:) Porsche: For lightning, surges, spikes, I use Metal Oxide Varistors (MOVīs), right at the mains supply, after the fuses; I use the 130 and 250V ones as I have 3 phase service, do a google search so Youīll know how to hook them up in all modes, if the spike is high and long enough, they will explode, but absorb it, and they are dirt cheap, I even use them on the phone lines, and have had neighbors with blown faxes, modems, phones, etc., while mine were unaffected.

01-27-2005, 06:43 AM
Thanks, Alex. That's good information.

Ed S.

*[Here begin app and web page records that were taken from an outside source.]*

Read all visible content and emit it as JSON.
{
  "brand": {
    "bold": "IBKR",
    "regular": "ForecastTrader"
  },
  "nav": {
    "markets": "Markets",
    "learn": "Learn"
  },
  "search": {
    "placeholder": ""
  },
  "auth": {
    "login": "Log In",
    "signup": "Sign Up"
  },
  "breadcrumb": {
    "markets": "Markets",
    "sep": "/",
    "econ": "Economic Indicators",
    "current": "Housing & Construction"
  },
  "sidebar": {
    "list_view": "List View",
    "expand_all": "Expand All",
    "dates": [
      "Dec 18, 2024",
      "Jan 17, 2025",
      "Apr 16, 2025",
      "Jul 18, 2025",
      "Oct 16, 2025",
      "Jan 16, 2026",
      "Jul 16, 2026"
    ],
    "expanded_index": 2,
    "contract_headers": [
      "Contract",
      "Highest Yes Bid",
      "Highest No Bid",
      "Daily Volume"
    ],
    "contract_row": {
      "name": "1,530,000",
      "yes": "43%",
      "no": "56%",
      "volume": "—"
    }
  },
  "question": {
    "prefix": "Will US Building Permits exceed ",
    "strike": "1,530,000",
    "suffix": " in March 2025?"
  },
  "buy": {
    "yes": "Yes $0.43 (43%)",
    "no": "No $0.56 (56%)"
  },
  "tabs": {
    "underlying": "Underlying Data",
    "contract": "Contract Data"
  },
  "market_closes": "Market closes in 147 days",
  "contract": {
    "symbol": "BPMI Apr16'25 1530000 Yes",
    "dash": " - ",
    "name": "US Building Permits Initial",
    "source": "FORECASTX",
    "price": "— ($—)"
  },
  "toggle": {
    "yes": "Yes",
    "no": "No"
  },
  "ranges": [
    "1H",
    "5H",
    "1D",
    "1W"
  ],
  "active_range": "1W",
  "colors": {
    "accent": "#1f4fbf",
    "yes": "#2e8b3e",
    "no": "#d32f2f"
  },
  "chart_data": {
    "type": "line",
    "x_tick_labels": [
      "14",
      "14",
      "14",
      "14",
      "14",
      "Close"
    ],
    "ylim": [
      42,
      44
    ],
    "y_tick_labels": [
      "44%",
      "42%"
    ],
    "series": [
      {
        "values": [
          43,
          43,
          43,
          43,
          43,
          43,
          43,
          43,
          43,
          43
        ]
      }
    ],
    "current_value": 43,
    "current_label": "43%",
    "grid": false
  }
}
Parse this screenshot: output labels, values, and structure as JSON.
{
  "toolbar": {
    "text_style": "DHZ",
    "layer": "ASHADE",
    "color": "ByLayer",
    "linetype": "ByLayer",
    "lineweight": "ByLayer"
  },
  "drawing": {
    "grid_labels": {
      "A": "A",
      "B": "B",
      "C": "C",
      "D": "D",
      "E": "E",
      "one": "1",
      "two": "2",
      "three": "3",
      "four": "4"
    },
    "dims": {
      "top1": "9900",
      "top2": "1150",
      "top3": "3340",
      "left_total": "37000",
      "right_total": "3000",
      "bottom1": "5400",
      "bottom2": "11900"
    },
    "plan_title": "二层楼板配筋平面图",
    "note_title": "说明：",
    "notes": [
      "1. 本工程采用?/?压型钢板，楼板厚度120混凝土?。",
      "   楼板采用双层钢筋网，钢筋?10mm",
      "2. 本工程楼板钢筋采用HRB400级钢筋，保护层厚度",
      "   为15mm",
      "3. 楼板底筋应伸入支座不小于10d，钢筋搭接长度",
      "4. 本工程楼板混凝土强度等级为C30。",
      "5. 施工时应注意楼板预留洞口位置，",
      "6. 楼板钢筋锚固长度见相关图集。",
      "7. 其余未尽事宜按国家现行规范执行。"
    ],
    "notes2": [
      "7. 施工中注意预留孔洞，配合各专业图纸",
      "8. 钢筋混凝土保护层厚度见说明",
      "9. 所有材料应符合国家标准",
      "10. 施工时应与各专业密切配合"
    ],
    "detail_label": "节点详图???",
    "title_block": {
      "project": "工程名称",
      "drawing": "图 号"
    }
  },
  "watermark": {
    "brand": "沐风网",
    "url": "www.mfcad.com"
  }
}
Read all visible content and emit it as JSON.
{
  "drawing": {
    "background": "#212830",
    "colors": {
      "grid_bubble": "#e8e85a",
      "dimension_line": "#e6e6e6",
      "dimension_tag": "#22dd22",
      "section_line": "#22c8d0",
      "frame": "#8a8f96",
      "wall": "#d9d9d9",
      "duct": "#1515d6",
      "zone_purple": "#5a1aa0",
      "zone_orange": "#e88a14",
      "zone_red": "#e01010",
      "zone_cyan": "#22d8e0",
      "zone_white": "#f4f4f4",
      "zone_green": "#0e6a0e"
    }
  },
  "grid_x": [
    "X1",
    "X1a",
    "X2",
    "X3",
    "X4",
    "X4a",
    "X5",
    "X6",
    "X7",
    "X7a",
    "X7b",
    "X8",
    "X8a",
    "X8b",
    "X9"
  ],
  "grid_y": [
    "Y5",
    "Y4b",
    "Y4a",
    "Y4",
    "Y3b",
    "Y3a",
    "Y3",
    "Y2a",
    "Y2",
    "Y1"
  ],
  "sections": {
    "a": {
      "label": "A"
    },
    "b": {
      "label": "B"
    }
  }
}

10-06-2006, 12:53 AM
hi don. i know this post is old,but thought i would leave my 2 cents lol.i don't think i would use the ups.as far as i know the thing doesn't actually kick in till the ac input is gone.i doubt the ups can actually pull up the voltage on a sag.if it did see a sag enough to kick that thing in i wouldn't want to be running my system at that point in time.even if the ups did come on in a sag i don't think it would support the amount of curent being used at the time so would be useless.i think it might actually make it worse because it has to switch between line and ups which would probably cause a noise to come out of the speakers as if you flipped the power off and back on.it may be useful for noise and spike supression,but i wouldn't use the ups except maybe on pc's like others have said.you would probably be better off getting a second rackmount or similar filtering unit.most of those rackmounts are usually only good for 15 or 20 amps as well as the outlet you're plugged in so you have to figure out how much your system pulls max and decide if you need another.you may consider one of those power blocks which usually only have 4 outlets with no switches and the least amount of connections involved which helps minimizing current loss.most pro-audio shops have that kind of thing or they can get it.every situation is different so you would have to figure out what you have to do to get what you want.
if you could have some dedicated ac outlets on the same leg of the breaker panel would be good if applicable to split the current draw between amps and away from your front end stuff in addition to cutting down on line noise.i don't have that luxury since i have to setup & teardown for church each week in and old school we rent.so i have to find different outlet circuits to tap in to split the current load.some of the outlets cause a little noise due to the difference in ground potential so i try to get on the one's in the same leg when i can.most of the time i can get by with just putting the subwoofers on their own circuit.i have to run between 1 and 3 ac lines depending on the setup that particular day.right now i have 3 of the basic furman rackmounts.i will upgrade later when more money becomes available. well hope this info helps someone. here are a few links i happen to know.